“There are a few girls that are so good at it, I’m one of them. It’s about being vocal if you see someone throwing their trash in the river or in the forest. There are people who have that as a value and yeah basically like internally police it.”
Implementing a change
Professional riders are normal people like you and me, and there is ultimately only so much they can do without having the support of the industry.
However, unlike many of us, they are in the position to have the ear of industry and potentially force it to change.
“It’s difficult because you don’t want to like, you don’t want to bite the hand that feeds you,” Woods said. “At the same time, most companies that are involved in cycling are often very forward-thinking because they get cycling, and one of the most beautiful things about the action of cycling is how environmentally friendly it is. How you get to go out and enjoy nature without impacting its decline.
“I think leading by example, promoting conscious consumerism, and promoting environmentally friendly thinking could certainly impact the sponsors that are involved in the teams.”
Jackson would like to see cycling companies to a proactive approach to tackling problems such as waste and not need to rely on the consumer to make all the changes.
“I would love to see production change. That’s a big polluter,” Jackson said. “If we can have bike recycling programs, we take all of these old components, bikes, seats, and make them 100 percent. Take them and revive them back, which is the circular model, I would love to see that.

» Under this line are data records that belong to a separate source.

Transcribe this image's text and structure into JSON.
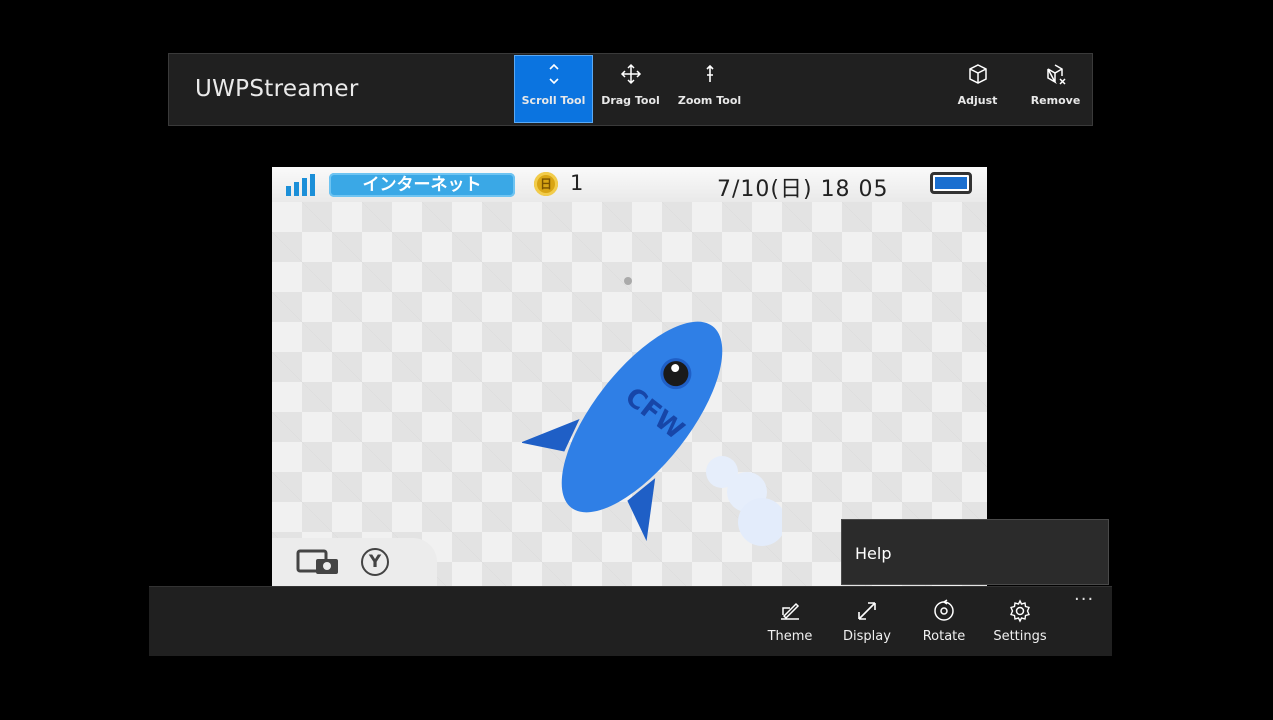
{
  "app": {
    "title": "UWPStreamer"
  },
  "toolbar": {
    "tools": [
      {
        "label": "Scroll Tool",
        "icon": "scroll-icon",
        "active": true
      },
      {
        "label": "Drag Tool",
        "icon": "drag-icon",
        "active": false
      },
      {
        "label": "Zoom Tool",
        "icon": "zoom-icon",
        "active": false
      }
    ],
    "actions": [
      {
        "label": "Adjust",
        "icon": "adjust-cube-icon"
      },
      {
        "label": "Remove",
        "icon": "remove-cube-icon"
      }
    ]
  },
  "screen": {
    "status": {
      "network_label": "インターネット",
      "coins": "1",
      "datetime": "7/10(日) 18 05"
    },
    "rocket_text": "CFW",
    "y_button": "Y"
  },
  "help_menu": {
    "item": "Help"
  },
  "bottom_bar": {
    "buttons": [
      {
        "label": "Theme",
        "icon": "theme-pen-icon"
      },
      {
        "label": "Display",
        "icon": "resize-arrows-icon"
      },
      {
        "label": "Rotate",
        "icon": "rotate-icon"
      },
      {
        "label": "Settings",
        "icon": "gear-icon"
      }
    ],
    "more": "···"
  },
  "colors": {
    "accent": "#0b74e0",
    "bar": "#202020",
    "rocket": "#2f7fe6"
  }
}
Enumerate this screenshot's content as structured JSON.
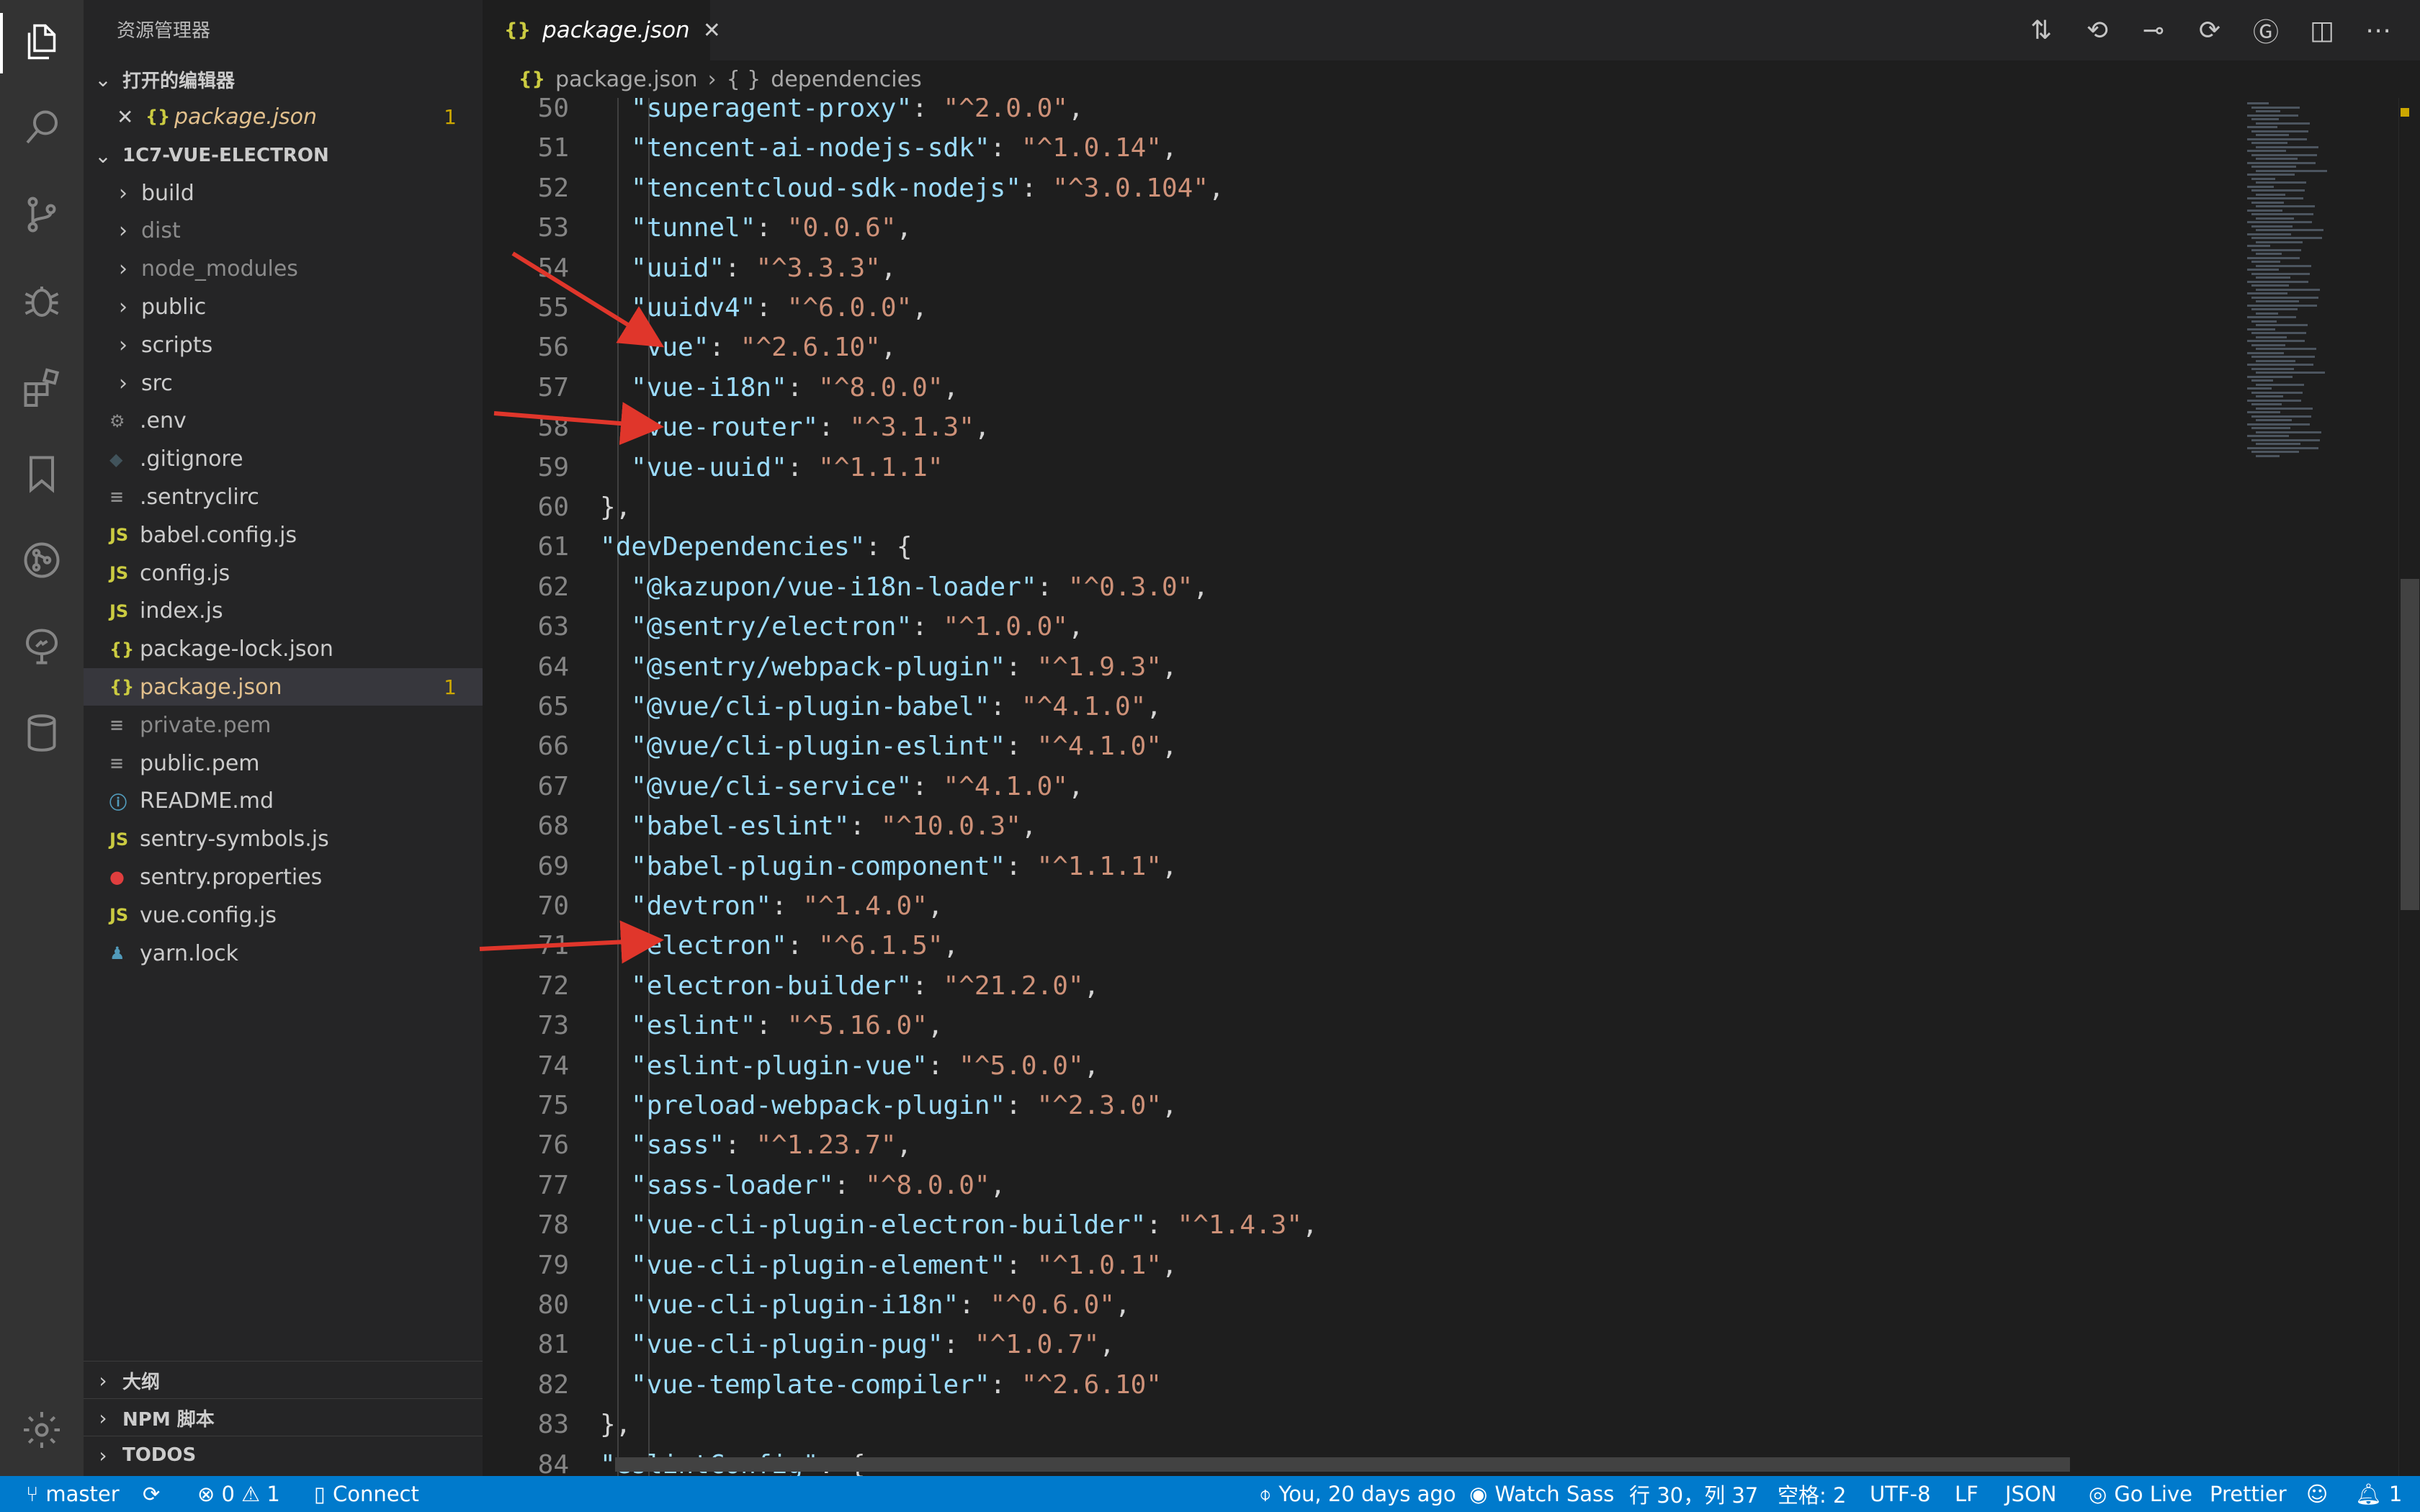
{
  "sidebar": {
    "title": "资源管理器",
    "open_editors_header": "打开的编辑器",
    "open_editor": {
      "icon": "{}",
      "close": "✕",
      "name": "package.json",
      "badge": "1"
    },
    "project_header": "1C7-VUE-ELECTRON",
    "files": [
      {
        "name": "build",
        "type": "folder",
        "icon": ""
      },
      {
        "name": "dist",
        "type": "folder",
        "icon": "",
        "dim": true
      },
      {
        "name": "node_modules",
        "type": "folder",
        "icon": "",
        "dim": true
      },
      {
        "name": "public",
        "type": "folder",
        "icon": ""
      },
      {
        "name": "scripts",
        "type": "folder",
        "icon": ""
      },
      {
        "name": "src",
        "type": "folder",
        "icon": ""
      },
      {
        "name": ".env",
        "type": "file",
        "icon": "⚙",
        "color": "#8b8b8b"
      },
      {
        "name": ".gitignore",
        "type": "file",
        "icon": "◆",
        "color": "#41535b"
      },
      {
        "name": ".sentryclirc",
        "type": "file",
        "icon": "≡",
        "color": "#8b8b8b"
      },
      {
        "name": "babel.config.js",
        "type": "file",
        "icon": "JS",
        "color": "#cbcb41"
      },
      {
        "name": "config.js",
        "type": "file",
        "icon": "JS",
        "color": "#cbcb41"
      },
      {
        "name": "index.js",
        "type": "file",
        "icon": "JS",
        "color": "#cbcb41"
      },
      {
        "name": "package-lock.json",
        "type": "file",
        "icon": "{}",
        "color": "#cbcb41"
      },
      {
        "name": "package.json",
        "type": "file",
        "icon": "{}",
        "color": "#cbcb41",
        "selected": true,
        "badge": "1"
      },
      {
        "name": "private.pem",
        "type": "file",
        "icon": "≡",
        "color": "#8b8b8b",
        "dim": true
      },
      {
        "name": "public.pem",
        "type": "file",
        "icon": "≡",
        "color": "#8b8b8b"
      },
      {
        "name": "README.md",
        "type": "file",
        "icon": "ⓘ",
        "color": "#519aba"
      },
      {
        "name": "sentry-symbols.js",
        "type": "file",
        "icon": "JS",
        "color": "#cbcb41"
      },
      {
        "name": "sentry.properties",
        "type": "file",
        "icon": "●",
        "color": "#e03e3e"
      },
      {
        "name": "vue.config.js",
        "type": "file",
        "icon": "JS",
        "color": "#cbcb41"
      },
      {
        "name": "yarn.lock",
        "type": "file",
        "icon": "♟",
        "color": "#519aba"
      }
    ],
    "bottom_sections": [
      "大纲",
      "NPM 脚本",
      "TODOS"
    ]
  },
  "tab": {
    "icon": "{}",
    "label": "package.json",
    "close": "✕"
  },
  "editor_actions": [
    "⇅",
    "⟲",
    "⊸",
    "⟳",
    "Ⓖ",
    "◫",
    "⋯"
  ],
  "breadcrumb": {
    "icon": "{}",
    "file": "package.json",
    "sep": "›",
    "sym_icon": "{ }",
    "symbol": "dependencies"
  },
  "code_lines": [
    {
      "n": "50",
      "indent": 2,
      "key": "superagent-proxy",
      "val": "^2.0.0",
      "tail": ","
    },
    {
      "n": "51",
      "indent": 2,
      "key": "tencent-ai-nodejs-sdk",
      "val": "^1.0.14",
      "tail": ","
    },
    {
      "n": "52",
      "indent": 2,
      "key": "tencentcloud-sdk-nodejs",
      "val": "^3.0.104",
      "tail": ","
    },
    {
      "n": "53",
      "indent": 2,
      "key": "tunnel",
      "val": "0.0.6",
      "tail": ","
    },
    {
      "n": "54",
      "indent": 2,
      "key": "uuid",
      "val": "^3.3.3",
      "tail": ","
    },
    {
      "n": "55",
      "indent": 2,
      "key": "uuidv4",
      "val": "^6.0.0",
      "tail": ","
    },
    {
      "n": "56",
      "indent": 2,
      "key": "vue",
      "val": "^2.6.10",
      "tail": ","
    },
    {
      "n": "57",
      "indent": 2,
      "key": "vue-i18n",
      "val": "^8.0.0",
      "tail": ","
    },
    {
      "n": "58",
      "indent": 2,
      "key": "vue-router",
      "val": "^3.1.3",
      "tail": ","
    },
    {
      "n": "59",
      "indent": 2,
      "key": "vue-uuid",
      "val": "^1.1.1",
      "tail": ""
    },
    {
      "n": "60",
      "indent": 1,
      "raw": "},"
    },
    {
      "n": "61",
      "indent": 1,
      "key": "devDependencies",
      "raw_tail": ": {"
    },
    {
      "n": "62",
      "indent": 2,
      "key": "@kazupon/vue-i18n-loader",
      "val": "^0.3.0",
      "tail": ","
    },
    {
      "n": "63",
      "indent": 2,
      "key": "@sentry/electron",
      "val": "^1.0.0",
      "tail": ","
    },
    {
      "n": "64",
      "indent": 2,
      "key": "@sentry/webpack-plugin",
      "val": "^1.9.3",
      "tail": ","
    },
    {
      "n": "65",
      "indent": 2,
      "key": "@vue/cli-plugin-babel",
      "val": "^4.1.0",
      "tail": ","
    },
    {
      "n": "66",
      "indent": 2,
      "key": "@vue/cli-plugin-eslint",
      "val": "^4.1.0",
      "tail": ","
    },
    {
      "n": "67",
      "indent": 2,
      "key": "@vue/cli-service",
      "val": "^4.1.0",
      "tail": ","
    },
    {
      "n": "68",
      "indent": 2,
      "key": "babel-eslint",
      "val": "^10.0.3",
      "tail": ","
    },
    {
      "n": "69",
      "indent": 2,
      "key": "babel-plugin-component",
      "val": "^1.1.1",
      "tail": ","
    },
    {
      "n": "70",
      "indent": 2,
      "key": "devtron",
      "val": "^1.4.0",
      "tail": ","
    },
    {
      "n": "71",
      "indent": 2,
      "key": "electron",
      "val": "^6.1.5",
      "tail": ","
    },
    {
      "n": "72",
      "indent": 2,
      "key": "electron-builder",
      "val": "^21.2.0",
      "tail": ","
    },
    {
      "n": "73",
      "indent": 2,
      "key": "eslint",
      "val": "^5.16.0",
      "tail": ","
    },
    {
      "n": "74",
      "indent": 2,
      "key": "eslint-plugin-vue",
      "val": "^5.0.0",
      "tail": ","
    },
    {
      "n": "75",
      "indent": 2,
      "key": "preload-webpack-plugin",
      "val": "^2.3.0",
      "tail": ","
    },
    {
      "n": "76",
      "indent": 2,
      "key": "sass",
      "val": "^1.23.7",
      "tail": ","
    },
    {
      "n": "77",
      "indent": 2,
      "key": "sass-loader",
      "val": "^8.0.0",
      "tail": ","
    },
    {
      "n": "78",
      "indent": 2,
      "key": "vue-cli-plugin-electron-builder",
      "val": "^1.4.3",
      "tail": ","
    },
    {
      "n": "79",
      "indent": 2,
      "key": "vue-cli-plugin-element",
      "val": "^1.0.1",
      "tail": ","
    },
    {
      "n": "80",
      "indent": 2,
      "key": "vue-cli-plugin-i18n",
      "val": "^0.6.0",
      "tail": ","
    },
    {
      "n": "81",
      "indent": 2,
      "key": "vue-cli-plugin-pug",
      "val": "^1.0.7",
      "tail": ","
    },
    {
      "n": "82",
      "indent": 2,
      "key": "vue-template-compiler",
      "val": "^2.6.10",
      "tail": ""
    },
    {
      "n": "83",
      "indent": 1,
      "raw": "},"
    },
    {
      "n": "84",
      "indent": 1,
      "key": "eslintConfig",
      "raw_tail": ": {"
    }
  ],
  "status": {
    "branch": "master",
    "sync_icon": "⟳",
    "problems": "⊗ 0 ⚠ 1",
    "connect": "Connect",
    "blame": "You, 20 days ago",
    "sass": "Watch Sass",
    "position": "行 30，列 37",
    "spaces": "空格: 2",
    "encoding": "UTF-8",
    "eol": "LF",
    "lang": "JSON",
    "golive": "Go Live",
    "prettier": "Prettier",
    "feedback": "☺",
    "notifications": "1"
  },
  "colors": {
    "accent": "#007acc",
    "arrow": "#e0362b",
    "warning": "#cca700"
  }
}
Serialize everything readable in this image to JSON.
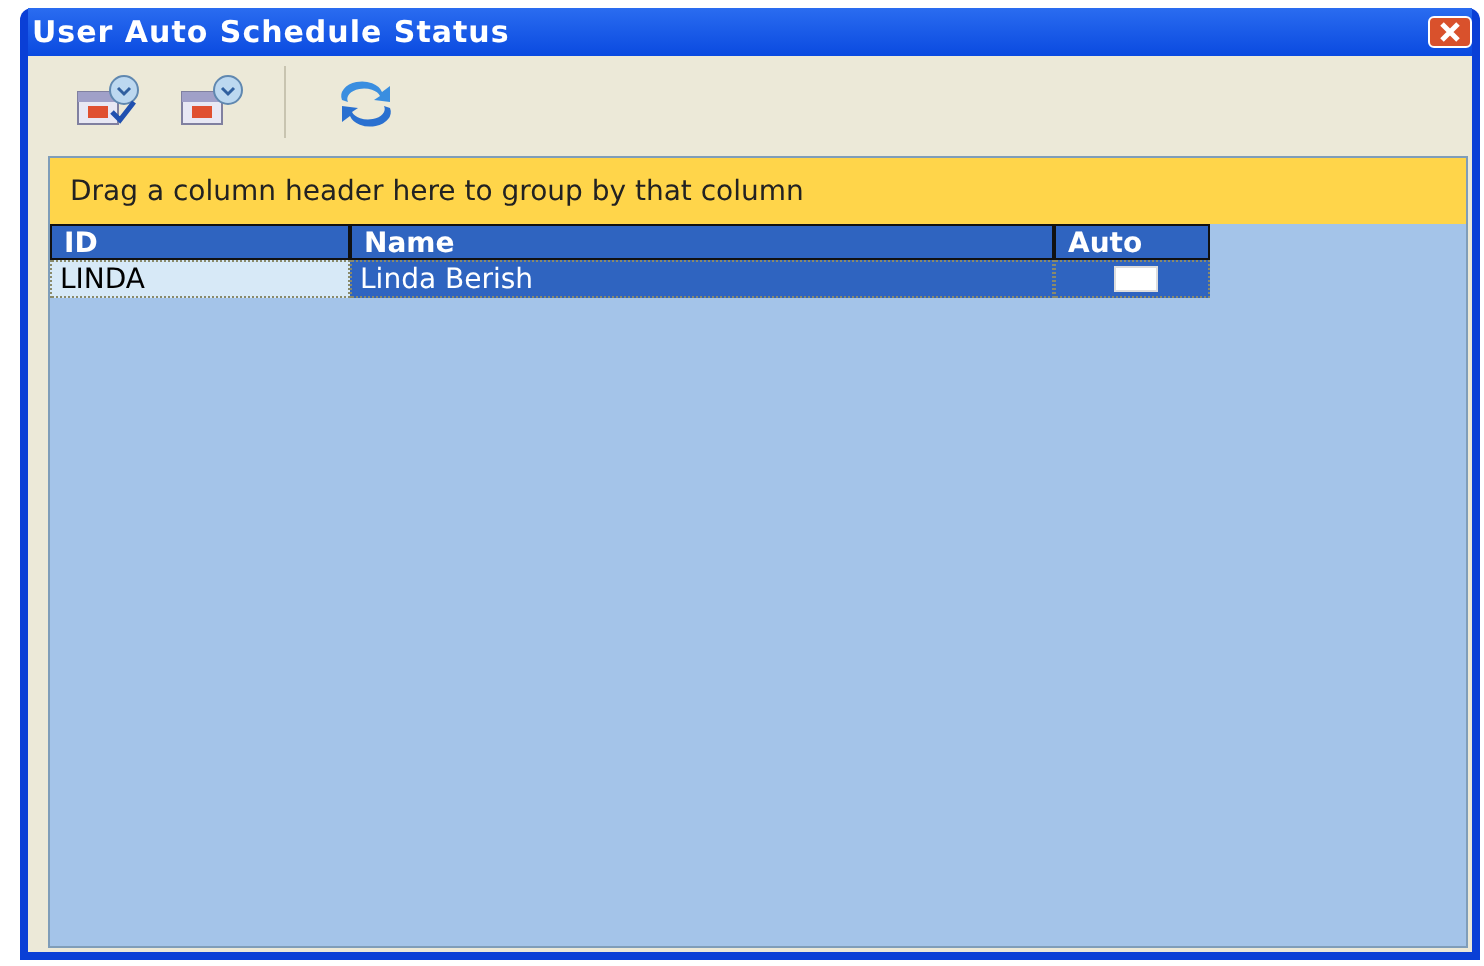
{
  "window": {
    "title": "User Auto Schedule Status"
  },
  "toolbar": {
    "buttons": [
      {
        "kind": "schedule-check"
      },
      {
        "kind": "schedule"
      },
      {
        "kind": "refresh"
      }
    ]
  },
  "group_panel": {
    "text": "Drag a column header here to group by that column"
  },
  "table": {
    "columns": [
      "ID",
      "Name",
      "Auto"
    ],
    "rows": [
      {
        "id": "LINDA",
        "name": "Linda Berish",
        "auto": false,
        "selected": true
      }
    ]
  }
}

“I would like that be like a norm, so everyone knows where they can exchange things,” she continued. “Another thing I would love to see is that all of our bar and gel wrappers are 100 percent compostable. There are a couple of companies that do that. One thing that bothers me in pro cycling is all these single-use wrappers. We have to have the nutrition and food in the bike race, but I think there are ways that we can do that better. I’m just trying to encourage all partners and brands to get on that.”